  19. Democracy predicts sport and recreation membership: Insights from 52 countries.

    Balish, Shea M


    Although evidence suggests sport and recreation are powerful contributors to worldwide public health, sizable gender differences persist. It is unknown whether country characteristics moderate gender differences across countries. The primary purpose of this study was to examine if countries' levels of democracy and/or gender inequality moderate gender differences in sport and recreation membership across countries. The secondary purpose was to examine if democracy and/or gender inequality predicts overall rates of sport and recreation membership for both males and females. This study involved a nested cross-sectional design and employed the sixth wave (2013) of the world value survey (n Ss =71,901, n countries =52). Multiple hierarchal nonlinear Bernoulli models tested: (1) if countries' levels of democracy moderate gender differences in sport and recreation membership; and (2) if democracy is associated with increased sport and recreation membership for both males and females. Countries' level of democracy fully moderated gender differences in sport and recreation membership across countries. Moreover, democracy was positively associated with both male and female membership, even when controlling for individual and country-level covariates. Democratic political regimes may confer health benefits via increased levels of sport and recreation membership, especially for females. Future research should test mediating mechanisms. Copyright © 2016 Ministry of Health, Saudi Arabia. Published by Elsevier Ltd. All rights reserved.

  20. Project to promote the technical development of global environmental industries. International research exchange project; Chikyu kankyo sangyo gijutsu kaihatsu suishin jigyo. Kokusai kenkyu koryu jigyo



    Exchanges with researchers/research institutes in overseas countries have an important meaning in promoting the research and development toward the creation of new research fields where the solution to the environmental problem is aimed at and toward the construction of new technological systems. Therefore, under the cooperation of Research Institute of Innovative Technology for the Earth (RITE), and RITE related researchers and societies, given were invitation and dispatch of researchers to international conferences and symposia involved in the global environment related technology, and exchanges with major overseas research institutes/universities. At the same time, based on the short-term invitation and dispatch so far given, a system was established for medium- and long-term dispatch/invitation of researchers who are thought to hold an important position in the future research activities. From the results obtained, domestic and foreign exchanges relating to the latest research could be promoted.

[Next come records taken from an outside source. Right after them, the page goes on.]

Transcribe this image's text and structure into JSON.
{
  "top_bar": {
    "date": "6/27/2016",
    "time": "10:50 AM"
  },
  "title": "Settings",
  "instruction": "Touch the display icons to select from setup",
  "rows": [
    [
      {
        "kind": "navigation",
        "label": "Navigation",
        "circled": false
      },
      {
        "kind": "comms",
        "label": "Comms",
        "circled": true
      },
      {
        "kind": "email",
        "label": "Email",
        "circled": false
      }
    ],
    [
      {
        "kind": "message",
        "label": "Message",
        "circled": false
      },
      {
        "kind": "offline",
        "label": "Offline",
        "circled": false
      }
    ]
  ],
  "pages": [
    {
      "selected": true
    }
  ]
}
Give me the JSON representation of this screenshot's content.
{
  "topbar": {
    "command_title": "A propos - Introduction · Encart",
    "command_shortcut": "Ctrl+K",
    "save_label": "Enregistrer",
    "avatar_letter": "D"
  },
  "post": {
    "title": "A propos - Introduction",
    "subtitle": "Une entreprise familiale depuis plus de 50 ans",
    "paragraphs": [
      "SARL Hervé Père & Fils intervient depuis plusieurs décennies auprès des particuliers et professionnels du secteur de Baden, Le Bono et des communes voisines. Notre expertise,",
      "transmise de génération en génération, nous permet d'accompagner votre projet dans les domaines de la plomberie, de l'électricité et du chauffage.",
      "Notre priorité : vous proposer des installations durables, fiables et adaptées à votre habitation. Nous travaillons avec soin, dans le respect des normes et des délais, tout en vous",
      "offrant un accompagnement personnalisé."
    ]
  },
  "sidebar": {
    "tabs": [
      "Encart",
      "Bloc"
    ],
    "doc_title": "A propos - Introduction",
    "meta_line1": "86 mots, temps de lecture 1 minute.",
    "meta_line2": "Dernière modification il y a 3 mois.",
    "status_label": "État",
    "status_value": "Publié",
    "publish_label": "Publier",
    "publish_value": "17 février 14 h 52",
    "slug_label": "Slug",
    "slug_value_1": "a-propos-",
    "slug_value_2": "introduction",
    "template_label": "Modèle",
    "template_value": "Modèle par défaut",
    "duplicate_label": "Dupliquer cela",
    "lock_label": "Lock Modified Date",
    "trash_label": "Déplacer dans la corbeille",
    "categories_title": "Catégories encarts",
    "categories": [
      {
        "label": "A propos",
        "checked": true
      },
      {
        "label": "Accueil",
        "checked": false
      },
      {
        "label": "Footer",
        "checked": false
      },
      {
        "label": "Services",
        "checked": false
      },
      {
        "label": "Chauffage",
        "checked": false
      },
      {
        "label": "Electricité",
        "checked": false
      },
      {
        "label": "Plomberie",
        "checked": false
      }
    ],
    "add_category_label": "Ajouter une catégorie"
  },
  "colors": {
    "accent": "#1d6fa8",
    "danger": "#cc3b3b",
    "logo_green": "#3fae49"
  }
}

In addition, researches in the basic domain related to the global environmental technology were advanced in a variety of fields overseas. The numbers of invitation and dispatch given in fiscal 1995 were 12 and 13, respectively, the results of which were included in this paper. 121 refs., 74 figs., 11 tabs.